Many people in Texas discover that they broke the law by mistake or because they had common misconceptions about driving while intoxicated (DWI).
Of course, things you do not have an idea of can lead to costly charges and can become obstacles on your way to an education, a job, and more. This is why Texans need to know about the open container laws. A DWI defense lawyer can tell you more.
Understanding What the Open Container Law in Texas Means
It is important to know what the open container law means so as to understand the concept properly. An open container refers to any container that contains alcohol of any quantity which has been opened, has its seal broken, or has had some of its content removed.
Once the container has been broken, opened, or partially emptied, it counts as an open container, but it does not count as an open container if it is still unopened.
Before an open container can be considered a crime, it must have met a number of other criteria. If the open container has been placed in a place where passengers can sit in the vehicle, then the driver might be in a bit of trouble.
For a charge to be made, in most cases, the open container must be easily accessible from the driver’s seat (for example, in the cup holder, front passenger seat, rear seat, etc.). If the open container is in an enclosed space of the car or in the trunk of the car, it is not considered to be in the passenger area.
Are Passengers Also Bound by the Open Container Law?
If the open container is in the passenger area, both passenger(s) and the driver of the vehicle can be charged with possession of an open container, even if they are not intoxicated.
Where Can I Legally Keep Alcohol in the Car?
Although an open container is generally illegal anywhere in the passenger compartment of a vehicle, if the open alcohol is kept in any of these places, they are considered legal:
- Closed storage compartment, like the glove compartment area
- If there is no trunk, the area behind the last right seat of the car
Exceptions to Texas Law
The Texas open container law has some exceptions. For example, if you are a passenger in commercial transportation, you can claim to be an exemption to the open container law.

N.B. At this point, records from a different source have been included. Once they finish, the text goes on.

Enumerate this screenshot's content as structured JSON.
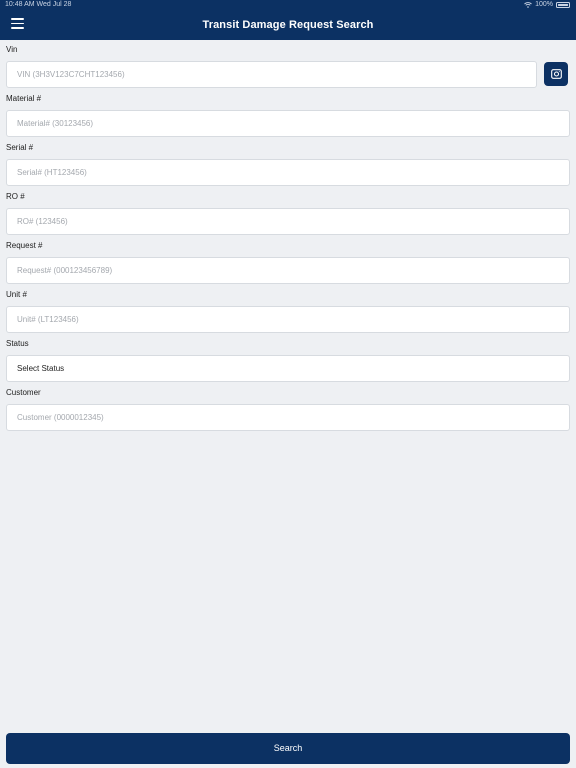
{
  "status_bar": {
    "time": "10:48 AM   Wed Jul 28",
    "battery": "100%"
  },
  "header": {
    "title": "Transit Damage Request Search",
    "menu_icon": "hamburger-menu-icon"
  },
  "form": {
    "vin": {
      "label": "Vin",
      "placeholder": "VIN (3H3V123C7CHT123456)"
    },
    "material": {
      "label": "Material #",
      "placeholder": "Material# (30123456)"
    },
    "serial": {
      "label": "Serial #",
      "placeholder": "Serial# (HT123456)"
    },
    "ro": {
      "label": "RO #",
      "placeholder": "RO# (123456)"
    },
    "request": {
      "label": "Request #",
      "placeholder": "Request# (000123456789)"
    },
    "unit": {
      "label": "Unit #",
      "placeholder": "Unit# (LT123456)"
    },
    "status": {
      "label": "Status",
      "value": "Select Status"
    },
    "customer": {
      "label": "Customer",
      "placeholder": "Customer (0000012345)"
    }
  },
  "camera_button": {
    "icon": "camera-icon"
  },
  "search_button": {
    "label": "Search"
  },
  "colors": {
    "brand": "#0c3163",
    "background": "#eef0f3",
    "input_background": "#ffffff"
  }
}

Also, if you own an enclosed trailer, you can find other exemptions from Texas open container laws. Remember that all open container crimes can be different and if you allegedly commit another crime in the process, the situation can change dramatically.
What Are the Penalties?
In Texas, committing an open container crime is a Class C misdemeanor. A conviction carries a maximum fine of $500. However, if you are also charged with DWI, your violation can be commuted to a Class B misdemeanor, which might result in jail time, fines, or loss of your license or insurance.
Have You Been Charged Unfairly? Call a Criminal Defense Lawyer
Contact The Law Offices of Jeff C. Kennedy today! Call us at 817-605-1010 or fill out the form below. If anyone around you thinks they are being unfairly charged for open container or other related cases in Texas, make sure they do not delegate to a second-class defense. You need a DWI lawyer in Texas who puts you first.